**TASK DIRECTIONS**
Check each line of the material, and show the ones that include the word "name".

**DATA SUPPLIED**

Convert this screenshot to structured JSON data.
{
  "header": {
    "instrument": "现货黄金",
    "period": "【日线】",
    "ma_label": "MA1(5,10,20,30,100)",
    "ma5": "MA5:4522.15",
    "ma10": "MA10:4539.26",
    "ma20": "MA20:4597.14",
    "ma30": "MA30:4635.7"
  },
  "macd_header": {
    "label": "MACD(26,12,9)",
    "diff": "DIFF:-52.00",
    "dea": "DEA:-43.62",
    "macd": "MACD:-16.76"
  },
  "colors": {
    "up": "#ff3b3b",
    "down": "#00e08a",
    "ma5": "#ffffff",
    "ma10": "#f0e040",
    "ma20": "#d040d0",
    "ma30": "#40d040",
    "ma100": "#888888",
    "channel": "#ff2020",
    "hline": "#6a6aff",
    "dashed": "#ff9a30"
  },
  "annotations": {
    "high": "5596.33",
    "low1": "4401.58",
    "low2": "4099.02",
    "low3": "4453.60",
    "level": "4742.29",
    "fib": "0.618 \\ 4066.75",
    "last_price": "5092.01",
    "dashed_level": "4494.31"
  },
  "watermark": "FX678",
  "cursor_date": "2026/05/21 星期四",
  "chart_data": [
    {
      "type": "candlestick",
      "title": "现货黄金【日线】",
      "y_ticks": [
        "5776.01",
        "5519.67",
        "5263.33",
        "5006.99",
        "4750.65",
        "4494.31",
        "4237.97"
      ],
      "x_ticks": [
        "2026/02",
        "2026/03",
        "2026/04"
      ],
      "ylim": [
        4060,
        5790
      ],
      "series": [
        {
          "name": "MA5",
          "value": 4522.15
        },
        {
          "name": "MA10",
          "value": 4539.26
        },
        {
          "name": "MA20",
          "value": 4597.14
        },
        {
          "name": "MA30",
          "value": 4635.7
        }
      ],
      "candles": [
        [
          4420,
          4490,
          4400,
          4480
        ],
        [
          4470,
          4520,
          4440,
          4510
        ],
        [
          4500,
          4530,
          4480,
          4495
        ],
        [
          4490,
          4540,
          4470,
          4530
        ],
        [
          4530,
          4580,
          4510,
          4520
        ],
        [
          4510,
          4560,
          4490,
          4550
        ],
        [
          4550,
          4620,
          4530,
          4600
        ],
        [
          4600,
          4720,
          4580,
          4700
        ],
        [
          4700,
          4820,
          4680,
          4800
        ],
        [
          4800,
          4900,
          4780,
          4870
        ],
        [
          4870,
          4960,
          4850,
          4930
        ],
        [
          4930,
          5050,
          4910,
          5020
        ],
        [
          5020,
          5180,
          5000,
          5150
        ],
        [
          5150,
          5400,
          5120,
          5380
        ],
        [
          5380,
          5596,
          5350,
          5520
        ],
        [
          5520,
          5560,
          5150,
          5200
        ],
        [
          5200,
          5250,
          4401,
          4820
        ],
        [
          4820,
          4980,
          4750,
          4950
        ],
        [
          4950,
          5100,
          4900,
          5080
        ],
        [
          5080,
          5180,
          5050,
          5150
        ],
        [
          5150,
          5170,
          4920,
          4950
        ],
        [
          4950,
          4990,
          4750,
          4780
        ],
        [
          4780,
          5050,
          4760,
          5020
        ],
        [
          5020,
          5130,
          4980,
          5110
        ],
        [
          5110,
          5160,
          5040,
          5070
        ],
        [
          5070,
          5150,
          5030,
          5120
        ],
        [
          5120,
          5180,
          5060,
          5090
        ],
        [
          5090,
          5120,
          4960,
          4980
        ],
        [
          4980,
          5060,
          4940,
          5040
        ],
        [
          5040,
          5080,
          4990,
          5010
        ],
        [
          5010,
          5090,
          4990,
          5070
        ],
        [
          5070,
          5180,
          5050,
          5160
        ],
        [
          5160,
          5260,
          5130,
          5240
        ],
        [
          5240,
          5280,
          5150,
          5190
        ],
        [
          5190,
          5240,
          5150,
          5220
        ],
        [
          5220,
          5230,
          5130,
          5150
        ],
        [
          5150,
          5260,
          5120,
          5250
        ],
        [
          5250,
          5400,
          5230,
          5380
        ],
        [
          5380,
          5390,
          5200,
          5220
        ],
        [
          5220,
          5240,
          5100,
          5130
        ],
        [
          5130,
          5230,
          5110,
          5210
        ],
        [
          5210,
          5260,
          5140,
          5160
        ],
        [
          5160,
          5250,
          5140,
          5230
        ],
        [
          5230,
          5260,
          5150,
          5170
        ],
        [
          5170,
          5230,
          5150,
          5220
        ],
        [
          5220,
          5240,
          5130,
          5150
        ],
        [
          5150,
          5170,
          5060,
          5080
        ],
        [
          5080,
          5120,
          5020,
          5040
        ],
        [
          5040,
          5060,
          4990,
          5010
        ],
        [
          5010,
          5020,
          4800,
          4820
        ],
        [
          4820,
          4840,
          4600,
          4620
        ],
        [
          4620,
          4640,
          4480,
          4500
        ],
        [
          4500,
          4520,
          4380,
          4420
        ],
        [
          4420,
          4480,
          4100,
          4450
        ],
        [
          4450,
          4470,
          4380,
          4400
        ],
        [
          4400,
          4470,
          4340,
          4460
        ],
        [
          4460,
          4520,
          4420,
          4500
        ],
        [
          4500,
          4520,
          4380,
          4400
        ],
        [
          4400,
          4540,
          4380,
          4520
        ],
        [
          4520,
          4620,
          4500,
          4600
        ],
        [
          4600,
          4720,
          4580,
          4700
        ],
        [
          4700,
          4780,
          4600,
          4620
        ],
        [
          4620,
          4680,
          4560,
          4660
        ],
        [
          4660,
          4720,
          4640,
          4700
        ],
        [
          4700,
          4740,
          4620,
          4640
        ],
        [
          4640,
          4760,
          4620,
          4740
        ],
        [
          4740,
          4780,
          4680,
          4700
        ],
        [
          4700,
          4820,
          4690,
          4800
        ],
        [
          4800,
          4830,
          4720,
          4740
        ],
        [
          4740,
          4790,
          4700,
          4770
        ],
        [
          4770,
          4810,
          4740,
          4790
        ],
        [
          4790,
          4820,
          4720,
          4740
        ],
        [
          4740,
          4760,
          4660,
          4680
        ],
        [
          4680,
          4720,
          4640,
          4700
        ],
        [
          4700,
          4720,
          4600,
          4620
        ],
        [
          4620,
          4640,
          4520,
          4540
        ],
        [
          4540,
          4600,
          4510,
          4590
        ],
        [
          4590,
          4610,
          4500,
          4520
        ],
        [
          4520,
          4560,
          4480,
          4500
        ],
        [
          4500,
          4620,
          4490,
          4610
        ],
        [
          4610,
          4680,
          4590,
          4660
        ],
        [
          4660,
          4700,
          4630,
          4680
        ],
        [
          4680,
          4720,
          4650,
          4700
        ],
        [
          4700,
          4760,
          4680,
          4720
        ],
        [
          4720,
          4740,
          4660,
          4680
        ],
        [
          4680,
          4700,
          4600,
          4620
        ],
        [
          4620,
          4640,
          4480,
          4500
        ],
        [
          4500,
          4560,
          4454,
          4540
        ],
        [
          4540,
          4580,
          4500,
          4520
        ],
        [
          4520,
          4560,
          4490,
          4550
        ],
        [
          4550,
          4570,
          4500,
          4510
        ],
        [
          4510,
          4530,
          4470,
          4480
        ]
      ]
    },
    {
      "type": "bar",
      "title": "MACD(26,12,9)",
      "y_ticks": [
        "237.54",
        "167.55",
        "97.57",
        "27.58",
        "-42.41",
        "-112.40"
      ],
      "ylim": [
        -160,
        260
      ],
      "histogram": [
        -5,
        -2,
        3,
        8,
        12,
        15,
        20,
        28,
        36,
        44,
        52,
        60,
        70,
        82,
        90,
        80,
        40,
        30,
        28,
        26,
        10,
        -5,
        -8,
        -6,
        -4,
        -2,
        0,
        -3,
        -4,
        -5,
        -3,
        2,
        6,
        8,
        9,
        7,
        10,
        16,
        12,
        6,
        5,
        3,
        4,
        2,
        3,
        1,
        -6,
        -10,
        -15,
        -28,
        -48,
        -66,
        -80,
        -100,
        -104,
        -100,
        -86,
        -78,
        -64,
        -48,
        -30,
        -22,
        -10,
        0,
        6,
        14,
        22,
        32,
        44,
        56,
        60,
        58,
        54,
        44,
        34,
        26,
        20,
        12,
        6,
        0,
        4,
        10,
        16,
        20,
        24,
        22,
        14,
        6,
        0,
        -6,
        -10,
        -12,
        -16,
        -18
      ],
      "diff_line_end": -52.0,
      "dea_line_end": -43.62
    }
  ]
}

**ANSWER SPACE**
          "name": "MA5",
          "name": "MA10",
          "name": "MA20",
          "name": "MA30",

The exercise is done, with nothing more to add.